▶ **Exercise input**
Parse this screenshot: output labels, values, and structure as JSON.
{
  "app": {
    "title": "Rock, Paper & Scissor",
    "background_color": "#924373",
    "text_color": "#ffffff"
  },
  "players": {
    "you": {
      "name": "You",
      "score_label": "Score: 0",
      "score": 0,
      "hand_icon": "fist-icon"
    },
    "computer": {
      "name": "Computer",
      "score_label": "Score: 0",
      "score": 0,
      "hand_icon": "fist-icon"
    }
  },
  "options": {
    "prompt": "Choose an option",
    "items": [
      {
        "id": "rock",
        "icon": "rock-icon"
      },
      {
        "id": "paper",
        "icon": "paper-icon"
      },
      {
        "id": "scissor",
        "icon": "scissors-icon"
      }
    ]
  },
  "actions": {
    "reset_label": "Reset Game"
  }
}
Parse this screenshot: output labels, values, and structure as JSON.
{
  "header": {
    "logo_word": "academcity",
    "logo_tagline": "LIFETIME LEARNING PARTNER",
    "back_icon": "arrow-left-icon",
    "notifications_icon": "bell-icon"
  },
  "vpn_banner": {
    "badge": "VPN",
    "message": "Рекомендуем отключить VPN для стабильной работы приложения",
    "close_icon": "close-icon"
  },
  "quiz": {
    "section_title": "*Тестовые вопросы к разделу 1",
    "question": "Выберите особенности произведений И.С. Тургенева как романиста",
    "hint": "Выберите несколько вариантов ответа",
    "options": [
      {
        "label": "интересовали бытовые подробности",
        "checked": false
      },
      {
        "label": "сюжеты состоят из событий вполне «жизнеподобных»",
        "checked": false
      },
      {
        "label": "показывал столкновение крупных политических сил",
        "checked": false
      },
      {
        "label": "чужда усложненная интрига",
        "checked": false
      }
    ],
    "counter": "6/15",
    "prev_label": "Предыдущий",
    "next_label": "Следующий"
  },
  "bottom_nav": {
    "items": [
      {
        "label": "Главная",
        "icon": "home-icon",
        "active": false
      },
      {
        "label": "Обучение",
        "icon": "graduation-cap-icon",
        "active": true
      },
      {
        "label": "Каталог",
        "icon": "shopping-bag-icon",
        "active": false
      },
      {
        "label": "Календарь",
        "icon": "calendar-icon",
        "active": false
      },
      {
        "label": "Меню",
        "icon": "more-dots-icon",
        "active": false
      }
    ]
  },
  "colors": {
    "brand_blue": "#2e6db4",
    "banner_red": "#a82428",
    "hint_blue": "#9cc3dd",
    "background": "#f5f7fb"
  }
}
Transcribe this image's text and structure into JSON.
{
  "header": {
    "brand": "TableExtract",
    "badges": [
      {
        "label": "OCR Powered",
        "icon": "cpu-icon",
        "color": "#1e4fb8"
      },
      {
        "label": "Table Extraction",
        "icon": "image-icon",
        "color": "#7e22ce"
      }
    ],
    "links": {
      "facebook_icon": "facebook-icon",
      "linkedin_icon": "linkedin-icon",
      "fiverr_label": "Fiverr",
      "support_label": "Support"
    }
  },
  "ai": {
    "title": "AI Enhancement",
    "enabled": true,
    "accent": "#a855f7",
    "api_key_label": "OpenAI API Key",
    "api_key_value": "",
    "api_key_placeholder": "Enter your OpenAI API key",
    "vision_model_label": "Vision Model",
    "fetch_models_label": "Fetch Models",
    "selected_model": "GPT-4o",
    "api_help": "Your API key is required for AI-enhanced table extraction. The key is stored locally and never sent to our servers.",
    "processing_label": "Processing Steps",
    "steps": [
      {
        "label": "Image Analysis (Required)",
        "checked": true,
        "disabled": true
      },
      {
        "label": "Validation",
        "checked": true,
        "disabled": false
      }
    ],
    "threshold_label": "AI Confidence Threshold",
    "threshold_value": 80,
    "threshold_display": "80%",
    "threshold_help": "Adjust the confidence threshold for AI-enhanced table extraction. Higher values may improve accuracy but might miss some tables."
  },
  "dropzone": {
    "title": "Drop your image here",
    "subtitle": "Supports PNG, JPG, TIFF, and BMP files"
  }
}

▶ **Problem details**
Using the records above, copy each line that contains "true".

▶ **Exercise answer**
        "active": true
    "enabled": true,
        "checked": true,
        "disabled": true
        "checked": true,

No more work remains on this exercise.